SUPPLIED MATERIAL –
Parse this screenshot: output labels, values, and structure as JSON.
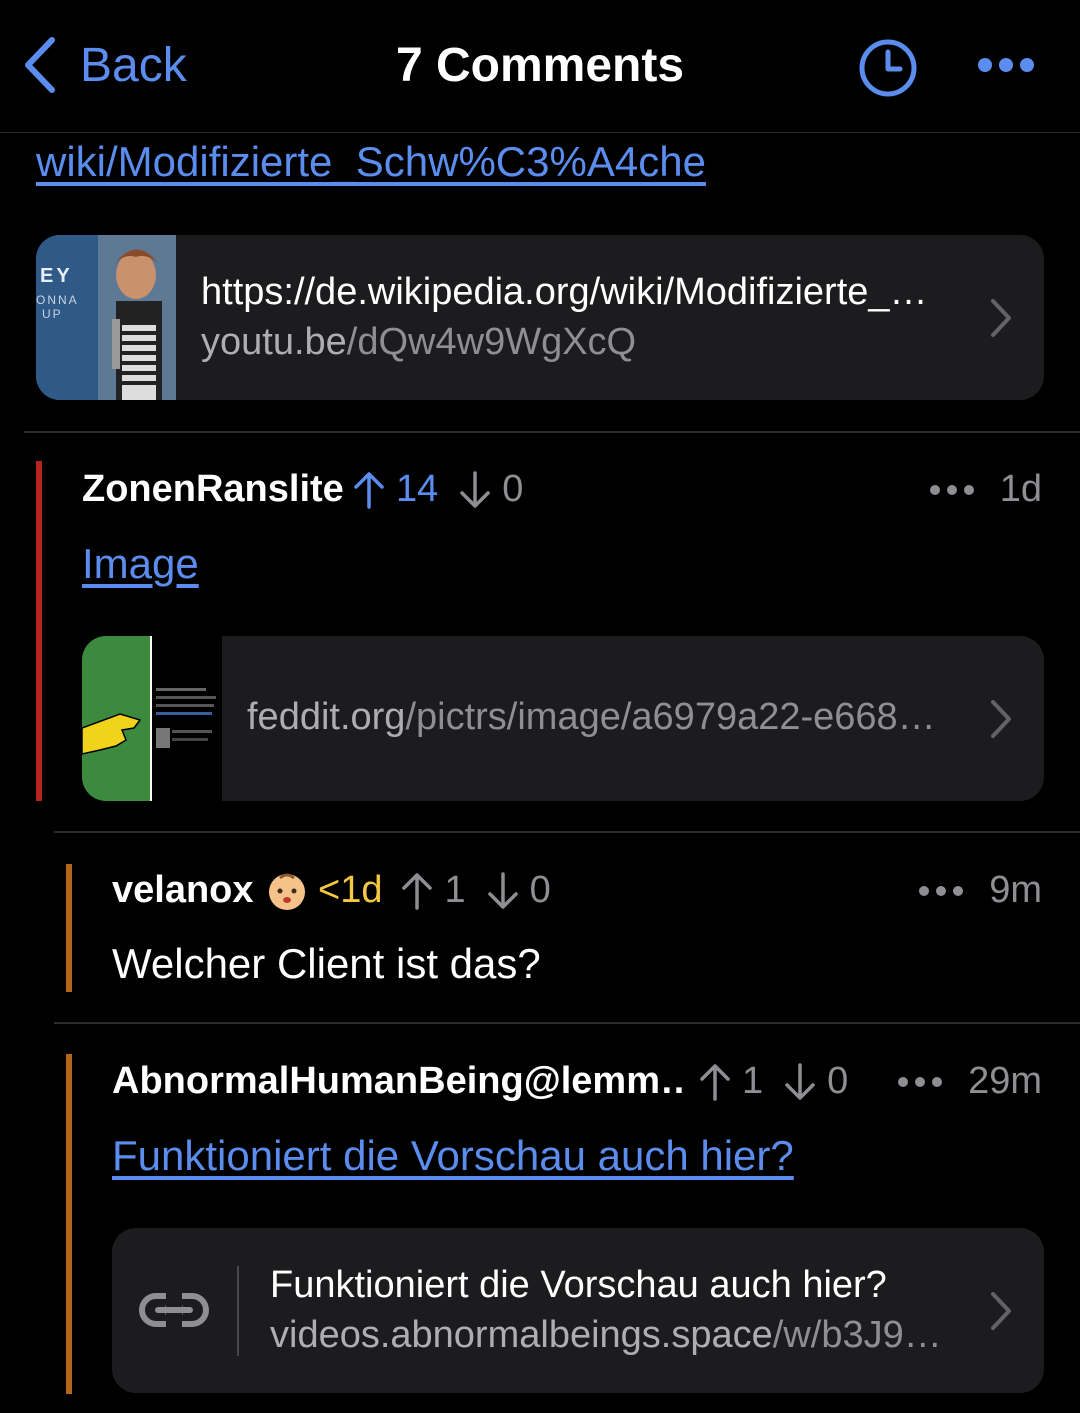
{
  "nav": {
    "back_label": "Back",
    "title": "7 Comments"
  },
  "post": {
    "link_text": "wiki/Modifizierte_Schw%C3%A4che",
    "card": {
      "title": "https://de.wikipedia.org/wiki/Modifizierte_…",
      "url_domain": "youtu.be",
      "url_path": "/dQw4w9WgXcQ",
      "thumb_text_lines": [
        "EY",
        "ONNA",
        "UP"
      ]
    }
  },
  "comments": [
    {
      "author": "ZonenRanslite",
      "upvotes": "14",
      "downvotes": "0",
      "time": "1d",
      "link_text": "Image",
      "card": {
        "url_domain": "feddit.org",
        "url_path": "/pictrs/image/a6979a22-e668…"
      },
      "bar_color": "#b3261e"
    },
    {
      "author": "velanox",
      "badge_text": "<1d",
      "upvotes": "1",
      "downvotes": "0",
      "time": "9m",
      "body": "Welcher Client ist das?",
      "bar_color": "#b5651d"
    },
    {
      "author": "AbnormalHumanBeing@lemm…",
      "upvotes": "1",
      "downvotes": "0",
      "time": "29m",
      "link_text": "Funktioniert die Vorschau auch hier?",
      "card": {
        "title": "Funktioniert die Vorschau auch hier?",
        "url_domain": "videos.abnormalbeings.space",
        "url_path": "/w/b3J9…"
      },
      "bar_color": "#b5651d"
    }
  ],
  "colors": {
    "accent": "#5b8def",
    "badge": "#f5c842",
    "card_bg": "#1c1c1e"
  },
  "icons": [
    "chevron-left-icon",
    "clock-icon",
    "more-icon",
    "chevron-right-icon",
    "arrow-up-icon",
    "arrow-down-icon",
    "baby-icon",
    "link-icon"
  ]
}
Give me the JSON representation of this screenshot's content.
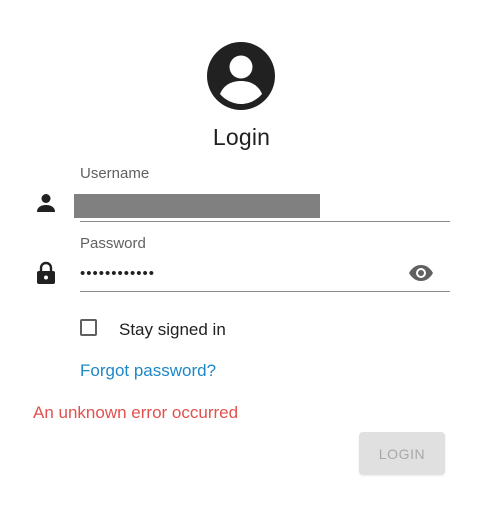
{
  "login": {
    "title": "Login",
    "username": {
      "label": "Username",
      "value": ""
    },
    "password": {
      "label": "Password",
      "value": "••••••••••••",
      "visibility_icon": "eye-icon"
    },
    "stay_signed_in": {
      "label": "Stay signed in",
      "checked": false
    },
    "forgot_password": "Forgot password?",
    "error": "An unknown error occurred",
    "submit_label": "LOGIN",
    "icons": {
      "avatar": "account-circle-icon",
      "user": "person-icon",
      "lock": "lock-icon"
    },
    "colors": {
      "link": "#1e88c7",
      "error": "#e0524f",
      "button_disabled_bg": "#e0e0e0",
      "button_disabled_text": "#a8a8a8"
    }
  }
}
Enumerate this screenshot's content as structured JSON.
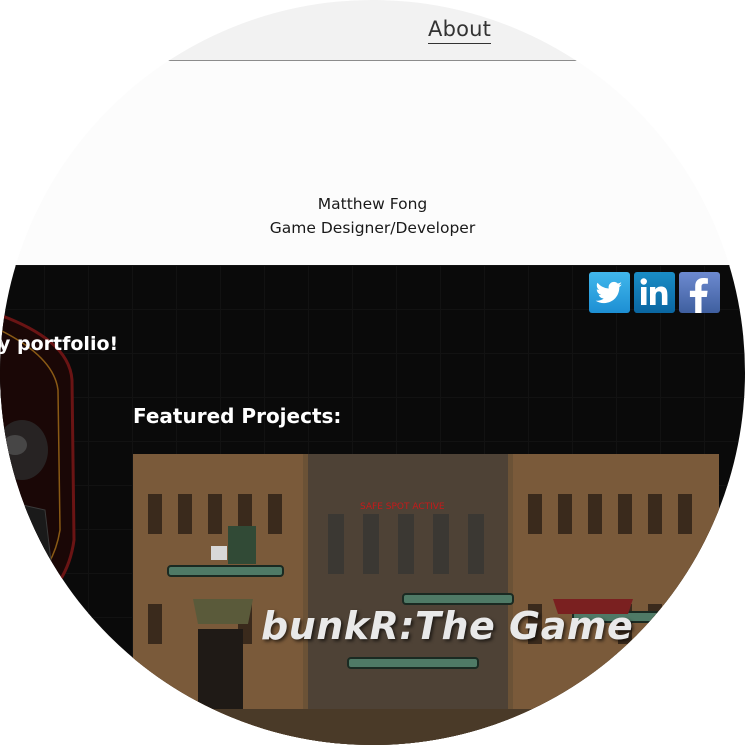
{
  "nav": {
    "about_label": "About"
  },
  "header": {
    "name": "Matthew Fong",
    "role": "Game Designer/Developer"
  },
  "social": {
    "icons": [
      "twitter-icon",
      "linkedin-icon",
      "facebook-icon"
    ]
  },
  "main": {
    "welcome_text": "y portfolio!",
    "featured_heading": "Featured Projects:"
  },
  "project": {
    "title": "bunkR:The Game",
    "sign_text": "SAFE SPOT ACTIVE"
  }
}
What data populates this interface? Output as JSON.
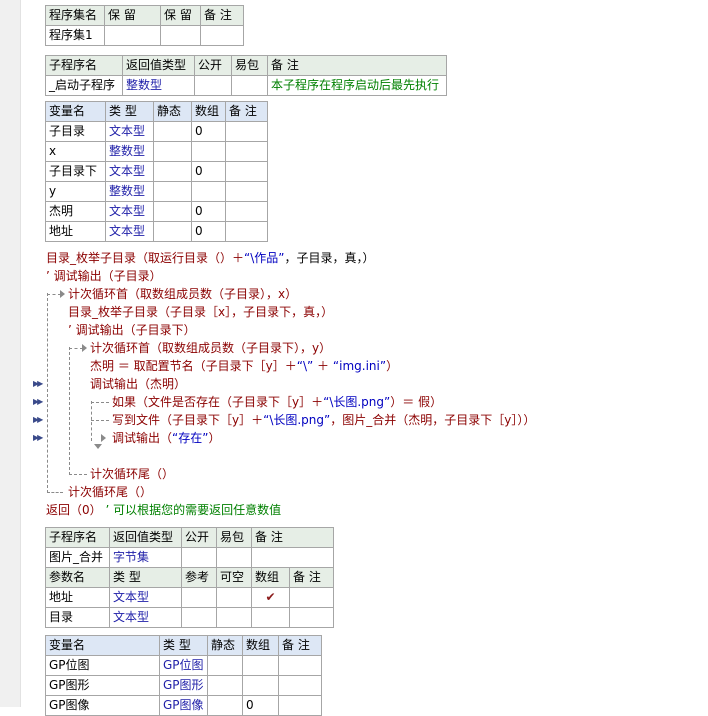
{
  "assembly_table": {
    "headers": [
      "程序集名",
      "保 留",
      "保 留",
      "备 注"
    ],
    "row": [
      "程序集1",
      "",
      "",
      ""
    ]
  },
  "sub1_table": {
    "headers": [
      "子程序名",
      "返回值类型",
      "公开",
      "易包",
      "备 注"
    ],
    "row": [
      "_启动子程序",
      "整数型",
      "",
      "",
      "本子程序在程序启动后最先执行"
    ]
  },
  "var1_table": {
    "headers": [
      "变量名",
      "类 型",
      "静态",
      "数组",
      "备 注"
    ],
    "rows": [
      [
        "子目录",
        "文本型",
        "",
        "0",
        ""
      ],
      [
        "x",
        "整数型",
        "",
        "",
        ""
      ],
      [
        "子目录下",
        "文本型",
        "",
        "0",
        ""
      ],
      [
        "y",
        "整数型",
        "",
        "",
        ""
      ],
      [
        "杰明",
        "文本型",
        "",
        "0",
        ""
      ],
      [
        "地址",
        "文本型",
        "",
        "0",
        ""
      ]
    ]
  },
  "code": {
    "l1": "目录_枚举子目录（取运行目录（）＋",
    "l1s": "“\\作品”",
    "l1e": "，子目录，真，）",
    "l2": "’ 调试输出（子目录）",
    "l3": "计次循环首（取数组成员数（子目录），x）",
    "l4": "目录_枚举子目录（子目录［x］，子目录下，真，）",
    "l5": "’ 调试输出（子目录下）",
    "l6": "计次循环首（取数组成员数（子目录下），y）",
    "l7a": "杰明 ＝ 取配置节名（子目录下［y］＋",
    "l7s1": "“\\”",
    "l7b": "＋",
    "l7s2": "“img.ini”",
    "l7c": "）",
    "l8": "调试输出（杰明）",
    "l9a": "如果（文件是否存在（子目录下［y］＋",
    "l9s": "“\\长图.png”",
    "l9b": "）＝ 假）",
    "l10a": "写到文件（子目录下［y］＋",
    "l10s": "“\\长图.png”",
    "l10b": "，图片_合并（杰明，子目录下［y］））",
    "l11a": "调试输出（",
    "l11s": "“存在”",
    "l11b": "）",
    "l12": "计次循环尾（）",
    "l13": "计次循环尾（）",
    "l14a": "返回（0）",
    "l14c": "’ 可以根据您的需要返回任意数值"
  },
  "sub2_table": {
    "headers": [
      "子程序名",
      "返回值类型",
      "公开",
      "易包",
      "备 注"
    ],
    "row": [
      "图片_合并",
      "字节集",
      "",
      "",
      ""
    ]
  },
  "param_table": {
    "headers": [
      "参数名",
      "类 型",
      "参考",
      "可空",
      "数组",
      "备 注"
    ],
    "rows": [
      [
        "地址",
        "文本型",
        "",
        "",
        "✔",
        ""
      ],
      [
        "目录",
        "文本型",
        "",
        "",
        "",
        ""
      ]
    ]
  },
  "var2_table": {
    "headers": [
      "变量名",
      "类 型",
      "静态",
      "数组",
      "备 注"
    ],
    "rows": [
      [
        "GP位图",
        "GP位图",
        "",
        "",
        ""
      ],
      [
        "GP图形",
        "GP图形",
        "",
        "",
        ""
      ],
      [
        "GP图像",
        "GP图像",
        "",
        "0",
        ""
      ]
    ]
  },
  "colors": {
    "type_text": "#1f1fa8",
    "comment": "#008000",
    "code_call": "#8b0000",
    "string": "#0000c0"
  }
}
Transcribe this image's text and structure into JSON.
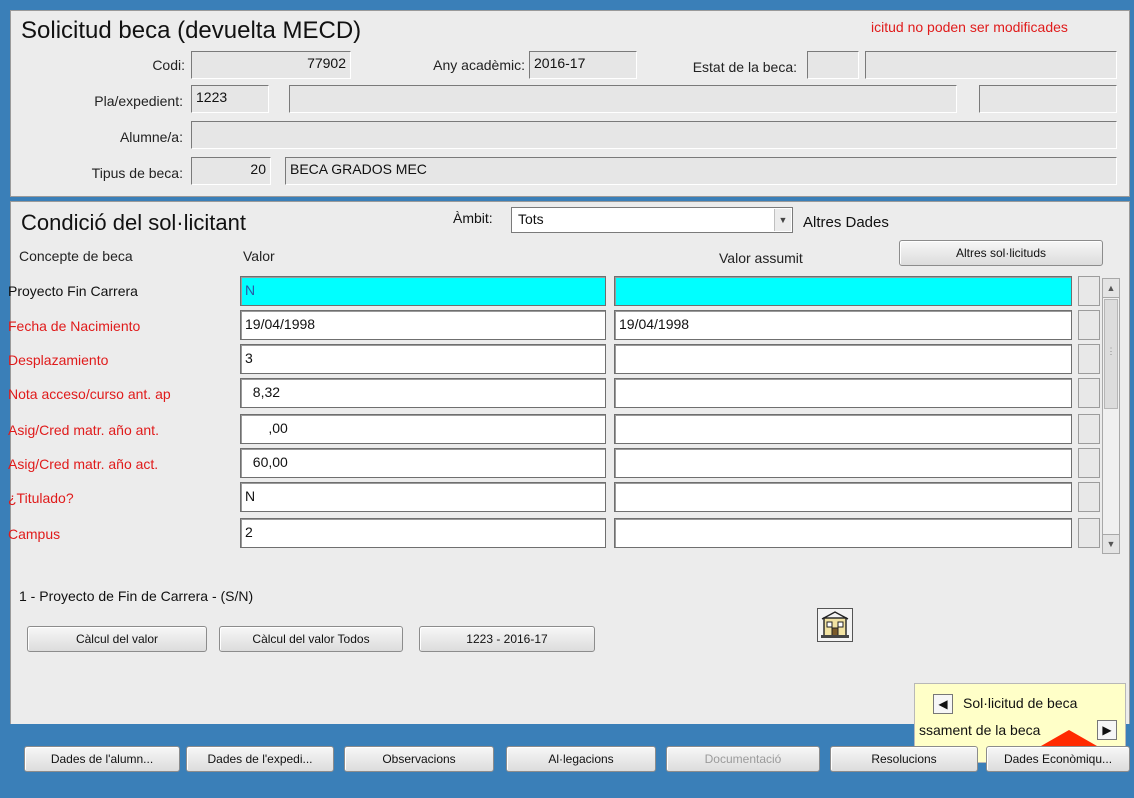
{
  "header": {
    "title": "Solicitud beca (devuelta MECD)",
    "warning": "icitud no poden ser modificades",
    "codi_label": "Codi:",
    "codi_value": "77902",
    "any_label": "Any acadèmic:",
    "any_value": "2016-17",
    "estat_label": "Estat de la beca:",
    "pla_label": "Pla/expedient:",
    "pla_value": "1223",
    "alumne_label": "Alumne/a:",
    "tipus_label": "Tipus de beca:",
    "tipus_code": "20",
    "tipus_desc": "BECA GRADOS MEC"
  },
  "condicio": {
    "title": "Condició del sol·licitant",
    "ambit_label": "Àmbit:",
    "ambit_value": "Tots",
    "altres_dades": "Altres Dades",
    "col_concepte": "Concepte de beca",
    "col_valor": "Valor",
    "col_valor_assumit": "Valor assumit",
    "altres_sol_button": "Altres sol·licituds",
    "rows": [
      {
        "label": "Proyecto Fin Carrera",
        "valor": "N",
        "assumit": ""
      },
      {
        "label": "Fecha de Nacimiento",
        "valor": "19/04/1998",
        "assumit": "19/04/1998"
      },
      {
        "label": "Desplazamiento",
        "valor": "3",
        "assumit": ""
      },
      {
        "label": "Nota acceso/curso ant. ap",
        "valor": "  8,32",
        "assumit": ""
      },
      {
        "label": "Asig/Cred matr. año ant.",
        "valor": "      ,00",
        "assumit": ""
      },
      {
        "label": "Asig/Cred matr. año act.",
        "valor": "  60,00",
        "assumit": ""
      },
      {
        "label": "¿Titulado?",
        "valor": "N",
        "assumit": ""
      },
      {
        "label": "Campus",
        "valor": "2",
        "assumit": ""
      }
    ],
    "hint": "1 - Proyecto de Fin de Carrera - (S/N)",
    "calcul_button": "Càlcul del valor",
    "calcul_todos_button": "Càlcul del valor Todos",
    "expedient_button": "1223 - 2016-17"
  },
  "nav": {
    "prev_label": "Sol·licitud de beca",
    "next_label": "ssament de la beca"
  },
  "bottom_tabs": [
    {
      "label": "Dades de l'alumn...",
      "disabled": false
    },
    {
      "label": "Dades de l'expedi...",
      "disabled": false
    },
    {
      "label": "Observacions",
      "disabled": false
    },
    {
      "label": "Al·legacions",
      "disabled": false
    },
    {
      "label": "Documentació",
      "disabled": true
    },
    {
      "label": "Resolucions",
      "disabled": false
    },
    {
      "label": "Dades Econòmiqu...",
      "disabled": false
    }
  ],
  "colors": {
    "background": "#3a7fb8",
    "panel": "#ececec",
    "required_label": "#e01b1b",
    "highlight_row": "#00ffff",
    "nav_box": "#ffffc8",
    "arrow": "#ff2a00"
  }
}
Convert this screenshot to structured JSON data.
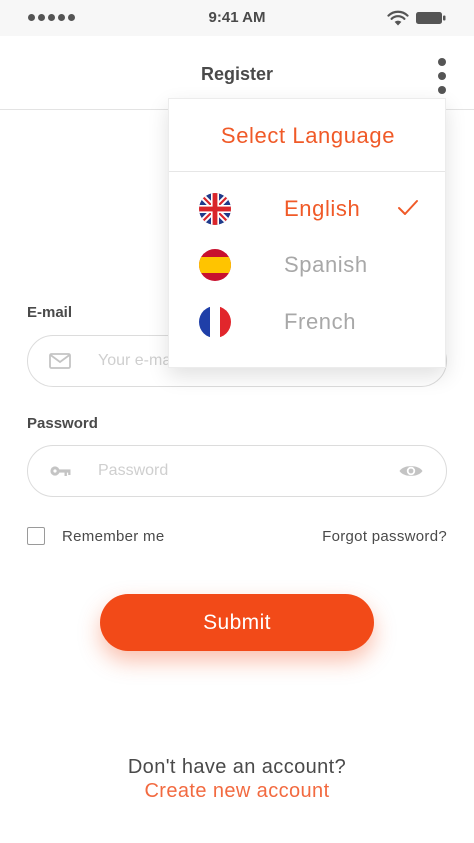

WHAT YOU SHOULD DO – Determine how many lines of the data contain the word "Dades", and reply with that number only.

OUTPUT – 4